From 11 to 14 September, young, bright South African minds will compete with teams from all over the world to virtually go on a user-centric design journey while getting mentorship and coaching from international and South African Design Thinking and innovation experts. They will develop solutions to tackle challenges around education, health care, business and community in their respective countries.

The challenge is hosted by Impact Week, a non-profit programme that promotes innovation and entrepreneurship skills and progression in developing and emerging economies as a foundation for sustainable growth by establishing sustainable business models using Design Thinking.

Design Thinking, which has a human-centred core, is a process for creative thinking and problem-solving. It encourages organisations to focus on the people they are creating for, which leads to better products, services and internal processes.

MANCOSA is a member of Honoris United Universities, the first private pan-African higher education network, which places high value on Education for Impact whereby students are prepared to be competitive in the working world. MANCOSA’s qualifications groom students to be analytical thinkers and problem-solvers, increasing their employability in careers in local and global environments.

Those from MANCOSA who will take part in Virtual Design Thinking Challenge #SOUTHAFRICAVSCOVID19 are four students Yajna Sapna Premdutt, Alysa Jaidene Munian, Kerryn-Leigh Roos and Jeron Niveel Jayrum; and three staff members Adhir Debiecharan, Shinaaz Zoutenburg and Muleka Nengwani. They will be coached by MANCOSA academics Sooraya Ebrahim and Debapriyo Nag.

Ms Roos said she felthonoured and privileged to be part of such an awesome life-changing experience.

“I have met such talented and intellectual people who have helped challenge my thinking process. I believe that if we are blessed enough to be the winners of the Virtual Design Thinking Challenge, we can help so many female South Africans with empowerment and employment. This will bring such joy to me. I hope to learn a lot and broaden my knowledge.”

Ms Ebrahim said the challenge gives MANCOSA and its students the unique opportunity to create an impact during a critical and challenging time and will provide MANCOSA participants with the competitive advantage to become “leaders who lead with a unique difference”.

“It’s time to reframe our thinking to thrive in this new digitally-driven era. The Design Thinking challenge will open participants’ minds to new vistas, thus providing cutting edge solutions to challenges facing South Africa.

“Through Design Thinking, new perspectives will be visualised in order to prompt our ‘Warrior Leaders’ to become effective, ethical, discerning solutions-driven decision-makers.

“Their decisions will not only be data-driven or digitally savvy but will incorporate the finer nuances of life which, essentially, is to be ‘humane’,” she said.

The Virtual Design Thinking Challenge #SOUTHAFRICAVSCOVID19, which will take place over 60 hours, will see participants engaging Design Thinking and user-centric design toolkits to come up with solutions and strategies. 
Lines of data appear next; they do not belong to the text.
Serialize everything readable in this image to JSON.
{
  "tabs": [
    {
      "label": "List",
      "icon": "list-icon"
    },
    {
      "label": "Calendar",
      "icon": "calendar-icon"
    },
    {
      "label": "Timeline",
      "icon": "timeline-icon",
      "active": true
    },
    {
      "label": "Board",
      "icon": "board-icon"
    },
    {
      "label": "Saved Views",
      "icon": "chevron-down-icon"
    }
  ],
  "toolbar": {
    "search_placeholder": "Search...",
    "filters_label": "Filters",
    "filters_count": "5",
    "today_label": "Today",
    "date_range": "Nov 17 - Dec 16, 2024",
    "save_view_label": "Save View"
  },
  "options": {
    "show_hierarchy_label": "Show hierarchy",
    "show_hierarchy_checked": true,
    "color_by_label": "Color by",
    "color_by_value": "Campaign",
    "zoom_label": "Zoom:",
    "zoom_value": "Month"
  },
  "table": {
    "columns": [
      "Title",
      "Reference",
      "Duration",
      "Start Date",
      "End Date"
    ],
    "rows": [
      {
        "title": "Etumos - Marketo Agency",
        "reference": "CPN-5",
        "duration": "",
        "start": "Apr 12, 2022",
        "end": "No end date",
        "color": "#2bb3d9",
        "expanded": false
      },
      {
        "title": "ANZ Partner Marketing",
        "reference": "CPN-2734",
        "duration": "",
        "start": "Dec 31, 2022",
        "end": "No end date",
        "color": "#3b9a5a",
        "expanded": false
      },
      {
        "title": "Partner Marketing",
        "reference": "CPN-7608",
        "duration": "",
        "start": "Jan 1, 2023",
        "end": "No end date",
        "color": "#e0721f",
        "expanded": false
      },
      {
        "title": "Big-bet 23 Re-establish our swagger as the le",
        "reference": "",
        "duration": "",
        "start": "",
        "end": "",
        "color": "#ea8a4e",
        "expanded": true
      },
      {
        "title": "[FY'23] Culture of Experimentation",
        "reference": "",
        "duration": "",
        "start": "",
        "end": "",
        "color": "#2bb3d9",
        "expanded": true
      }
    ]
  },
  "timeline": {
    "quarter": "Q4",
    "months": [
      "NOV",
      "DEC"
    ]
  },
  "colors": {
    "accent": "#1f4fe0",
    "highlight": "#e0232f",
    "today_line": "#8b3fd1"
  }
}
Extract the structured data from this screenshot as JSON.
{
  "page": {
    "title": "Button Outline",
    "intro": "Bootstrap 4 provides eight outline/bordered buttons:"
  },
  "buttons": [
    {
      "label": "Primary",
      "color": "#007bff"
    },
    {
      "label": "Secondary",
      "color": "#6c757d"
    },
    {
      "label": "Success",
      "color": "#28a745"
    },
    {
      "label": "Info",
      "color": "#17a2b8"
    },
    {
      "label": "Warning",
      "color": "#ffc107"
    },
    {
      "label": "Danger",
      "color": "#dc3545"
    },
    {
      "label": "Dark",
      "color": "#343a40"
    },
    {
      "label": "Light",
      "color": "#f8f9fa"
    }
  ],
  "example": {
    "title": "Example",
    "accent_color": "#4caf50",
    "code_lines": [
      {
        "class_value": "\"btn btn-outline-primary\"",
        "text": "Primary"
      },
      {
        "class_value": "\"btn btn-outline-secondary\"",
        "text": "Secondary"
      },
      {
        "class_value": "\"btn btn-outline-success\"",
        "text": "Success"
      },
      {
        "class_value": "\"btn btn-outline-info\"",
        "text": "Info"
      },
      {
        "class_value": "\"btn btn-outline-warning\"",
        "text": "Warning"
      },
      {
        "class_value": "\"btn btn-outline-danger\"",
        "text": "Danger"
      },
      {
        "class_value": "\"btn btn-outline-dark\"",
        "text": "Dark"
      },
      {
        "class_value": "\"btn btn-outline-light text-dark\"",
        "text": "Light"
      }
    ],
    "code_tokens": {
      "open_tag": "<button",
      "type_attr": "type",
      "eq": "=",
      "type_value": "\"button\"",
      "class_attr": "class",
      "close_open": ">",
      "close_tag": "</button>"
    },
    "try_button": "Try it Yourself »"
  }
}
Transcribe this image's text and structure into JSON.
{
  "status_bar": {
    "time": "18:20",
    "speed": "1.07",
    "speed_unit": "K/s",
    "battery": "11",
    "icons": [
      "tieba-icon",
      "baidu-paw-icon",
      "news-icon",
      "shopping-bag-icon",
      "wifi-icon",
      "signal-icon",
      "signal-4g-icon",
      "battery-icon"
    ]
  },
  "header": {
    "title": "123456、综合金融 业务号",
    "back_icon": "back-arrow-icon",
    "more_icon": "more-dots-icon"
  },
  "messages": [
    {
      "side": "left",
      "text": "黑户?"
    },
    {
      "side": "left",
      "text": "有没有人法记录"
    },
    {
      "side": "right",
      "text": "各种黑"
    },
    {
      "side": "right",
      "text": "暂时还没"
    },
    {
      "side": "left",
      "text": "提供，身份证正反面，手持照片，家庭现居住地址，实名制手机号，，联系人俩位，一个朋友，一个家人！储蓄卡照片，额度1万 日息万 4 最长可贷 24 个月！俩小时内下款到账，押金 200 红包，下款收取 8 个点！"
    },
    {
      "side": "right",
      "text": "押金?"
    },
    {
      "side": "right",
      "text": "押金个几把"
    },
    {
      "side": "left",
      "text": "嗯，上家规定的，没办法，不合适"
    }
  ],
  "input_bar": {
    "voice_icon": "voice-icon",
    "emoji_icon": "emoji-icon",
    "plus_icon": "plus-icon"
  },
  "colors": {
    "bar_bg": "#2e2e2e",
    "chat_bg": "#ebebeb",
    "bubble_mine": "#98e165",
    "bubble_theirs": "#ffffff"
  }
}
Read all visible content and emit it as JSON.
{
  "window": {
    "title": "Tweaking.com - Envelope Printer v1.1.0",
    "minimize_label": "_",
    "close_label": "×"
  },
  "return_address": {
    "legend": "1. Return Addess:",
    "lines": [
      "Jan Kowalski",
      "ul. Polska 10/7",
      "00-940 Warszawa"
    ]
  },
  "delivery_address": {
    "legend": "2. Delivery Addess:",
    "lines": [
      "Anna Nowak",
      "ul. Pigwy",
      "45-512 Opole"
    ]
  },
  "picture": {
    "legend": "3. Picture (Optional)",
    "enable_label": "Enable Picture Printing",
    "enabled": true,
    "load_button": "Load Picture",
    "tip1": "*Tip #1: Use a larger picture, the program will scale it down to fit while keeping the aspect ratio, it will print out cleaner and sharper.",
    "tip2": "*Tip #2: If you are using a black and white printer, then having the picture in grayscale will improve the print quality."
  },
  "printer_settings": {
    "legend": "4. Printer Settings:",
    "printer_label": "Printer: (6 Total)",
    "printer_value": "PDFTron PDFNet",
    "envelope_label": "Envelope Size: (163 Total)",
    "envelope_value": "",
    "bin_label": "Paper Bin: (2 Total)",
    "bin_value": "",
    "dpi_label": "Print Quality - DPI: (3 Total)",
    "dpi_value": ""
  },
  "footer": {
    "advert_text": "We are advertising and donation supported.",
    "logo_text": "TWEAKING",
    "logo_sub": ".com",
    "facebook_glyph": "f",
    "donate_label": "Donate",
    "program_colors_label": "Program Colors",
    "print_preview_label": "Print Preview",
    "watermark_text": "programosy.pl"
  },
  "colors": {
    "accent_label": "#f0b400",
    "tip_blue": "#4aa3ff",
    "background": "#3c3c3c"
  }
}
The Design Thinking methodology comprises six phases. Participants will complete the entire process of Understanding – Observing – Synthesising – Ideating – Prototyping – Testing within three days. Participants will interact in a digital briefing session via Zoom and will work in individual virtual workspaces.

Winning ideas will be rewarded with financial support and mentorship from Impact Week in order to implement the solution in the economy and/or society. The Virtual Design Thinking Challenge will not only tackle the challenges caused by COVID-19 but also the broader range of challenges prevalent in the lives of the people in South Africa.